I can't help but think from a description you gave of someplace that's totally bats--t insane in a previous interview that your first arc will be taking place in Florida. How much fun is it to explore some of the world outside of the prisons we've seen?

It's great. It was my immediate first thought when I cracked my notebook and started figuring out the book, was that we've already seen New York, we know what it is. It's kind of the baseline. And if your baseline is America giving up and turning NYC into a walled maximum security prison for the entire country, then the rest of the country is an endless possibility, there's so many things that could be roaming that 1997 America. So I kind of wanted to do it as a travelogue. The first arc is very much about establishing that feel, of a man on the run, who has escaped from the height of insanity and finds that he's climbing uphill now, to even stranger vistas. And when you think America and Weird, or at least when I do, you think Florida. It felt very natural to me.

Obviously, post-apocalyptic futures are a dime a dozen. What did you do to keep the feel of this one intact as much as possible, especially while losing most of the cast and leaving behind the setting?

It's all about tone. Both of the Escape films have that same sardonic, shrugging-with-a-knife-in-your-back feel to them, of a world full of insane possibilities and in the eye of that storm is Snake, the most sane person we can hold on to. Snake doesn't give a lot up about who he is or how he feels, he's learned to stuff that away, so he can act as a cipher, a man incapable of being phased thrown into the most double-take situations ever without ever blinking. So it's about taking that template, of Snake, of Dean Cundey's cinematography, of Carpenter and Nick Castle's script, and holding onto that as my compass, but not feeling like I had to limit myself. Doing this as a book means we can really open it up, we can go all sorts of directions, but we'll never be throwing ourself out of a plan without a chute, we always have the stuff that made the original film so lasting as our guide.
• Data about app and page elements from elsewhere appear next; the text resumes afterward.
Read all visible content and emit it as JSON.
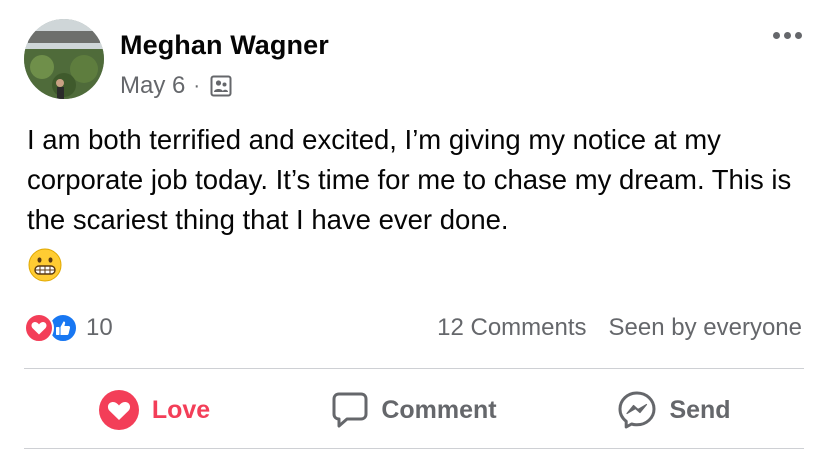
{
  "post": {
    "author": "Meghan Wagner",
    "date": "May 6",
    "separator": "·",
    "audience_icon": "friends-icon",
    "text": "I am both terrified and excited, I’m giving my notice at my corporate job today. It’s time for me to chase my dream. This is the scariest thing that I have ever done.",
    "emoji": "grimacing-face-emoji"
  },
  "reactions": {
    "types": [
      "love",
      "like"
    ],
    "count": "10"
  },
  "stats": {
    "comments": "12 Comments",
    "seen_by": "Seen by everyone"
  },
  "actions": {
    "love_label": "Love",
    "comment_label": "Comment",
    "send_label": "Send"
  },
  "colors": {
    "love": "#f33e58",
    "like": "#1877f2",
    "secondary_text": "#65676b",
    "primary_text": "#050505"
  }
}
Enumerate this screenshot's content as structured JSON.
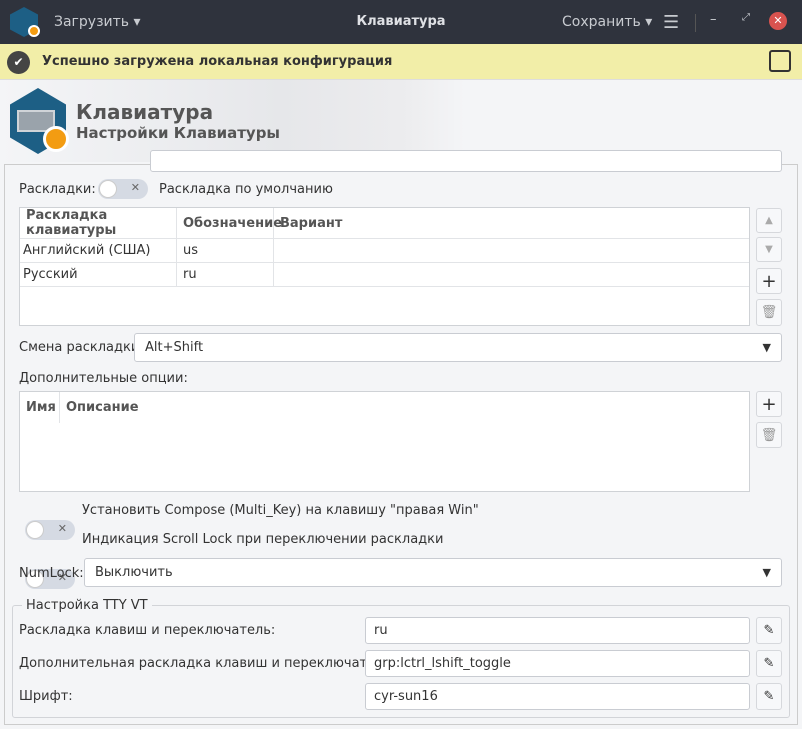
{
  "titlebar": {
    "load_label": "Загрузить",
    "title": "Клавиатура",
    "save_label": "Сохранить"
  },
  "infobar": {
    "message": "Успешно загружена локальная конфигурация"
  },
  "header": {
    "title": "Клавиатура",
    "subtitle": "Настройки Клавиатуры"
  },
  "layouts": {
    "label": "Раскладки:",
    "toggle_label": "Раскладка по умолчанию",
    "columns": [
      "Раскладка клавиатуры",
      "Обозначение",
      "Вариант"
    ],
    "rows": [
      [
        "Английский (США)",
        "us",
        ""
      ],
      [
        "Русский",
        "ru",
        ""
      ]
    ]
  },
  "switch": {
    "label": "Смена раскладки:",
    "value": "Alt+Shift"
  },
  "options": {
    "label": "Дополнительные опции:",
    "columns": [
      "Имя",
      "Описание"
    ]
  },
  "toggles": [
    {
      "label": "Установить Compose (Multi_Key) на клавишу \"правая Win\""
    },
    {
      "label": "Индикация Scroll Lock при переключении раскладки"
    }
  ],
  "numlock": {
    "label": "NumLock:",
    "value": "Выключить"
  },
  "tty": {
    "title": "Настройка TTY VT",
    "rows": [
      {
        "label": "Раскладка клавиш и переключатель:",
        "value": "ru"
      },
      {
        "label": "Дополнительная раскладка клавиш и переключатель:",
        "value": "grp:lctrl_lshift_toggle"
      },
      {
        "label": "Шрифт:",
        "value": "cyr-sun16"
      }
    ]
  },
  "colors": {
    "titlebar": "#2f333d",
    "infobar": "#f2eea8",
    "accent": "#f39c12",
    "close": "#d9534f"
  }
}
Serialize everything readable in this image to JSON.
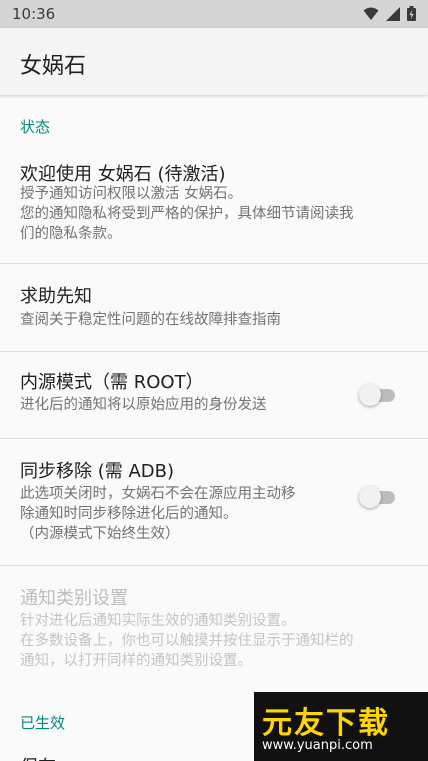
{
  "status_bar": {
    "time": "10:36",
    "icons": [
      "wifi-icon",
      "signal-icon",
      "battery-icon"
    ]
  },
  "app_bar": {
    "title": "女娲石"
  },
  "sections": {
    "status_header": "状态",
    "active_header": "已生效",
    "partial_next_item": "保存"
  },
  "prefs": {
    "welcome": {
      "title": "欢迎使用 女娲石 (待激活)",
      "summary_line1": "授予通知访问权限以激活 女娲石。",
      "summary_line2": "您的通知隐私将受到严格的保护，具体细节请阅读我",
      "summary_line3": "们的隐私条款。"
    },
    "help": {
      "title": "求助先知",
      "summary": "查阅关于稳定性问题的在线故障排查指南"
    },
    "inner_mode": {
      "title": "内源模式（需 ROOT）",
      "summary": "进化后的通知将以原始应用的身份发送",
      "enabled": false
    },
    "sync_remove": {
      "title": "同步移除 (需 ADB)",
      "summary_line1": "此选项关闭时，女娲石不会在源应用主动移",
      "summary_line2": "除通知时同步移除进化后的通知。",
      "summary_line3": "（内源模式下始终生效）",
      "enabled": false
    },
    "channel_settings": {
      "title": "通知类别设置",
      "summary_line1": "针对进化后通知实际生效的通知类别设置。",
      "summary_line2": "在多数设备上，你也可以触摸并按住显示于通知栏的",
      "summary_line3": "通知，以打开同样的通知类别设置。"
    }
  },
  "watermark": {
    "main": "元友下载",
    "url": "www.yuanpi.com"
  },
  "colors": {
    "accent": "#00897b",
    "status_bar": "#d5d5d5",
    "app_bar": "#f5f5f5",
    "background": "#fafafa",
    "switch_off_track": "#bdbdbd"
  }
}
This seems like it could be challenging as hell, in terms of capturing the feel of this world and the likenesses without feeling derivative. Are you giving your artists any special direction in that regard?

In comics, it's very much about trusting your collaborator. And when I started getting pages in from Diego, I knew we were on the same page, tonally, and I didn't have to worry about anything. It's helpful to let go, to not micromanage, so I make sure to say everything I want to say in my scripts and let him go to town without getting in his way. I will send him reference images, trying to ground this book in as much reality as we possibly can with settings and set pieces, but he's been knocking it out of the park so far. It's a challenge for sure, but I feel like Diego's really capturing a lot about the look and feel of the original movie's sets and cinematography that helps make it all feel like a natural continuation of what the first film established so perfectly.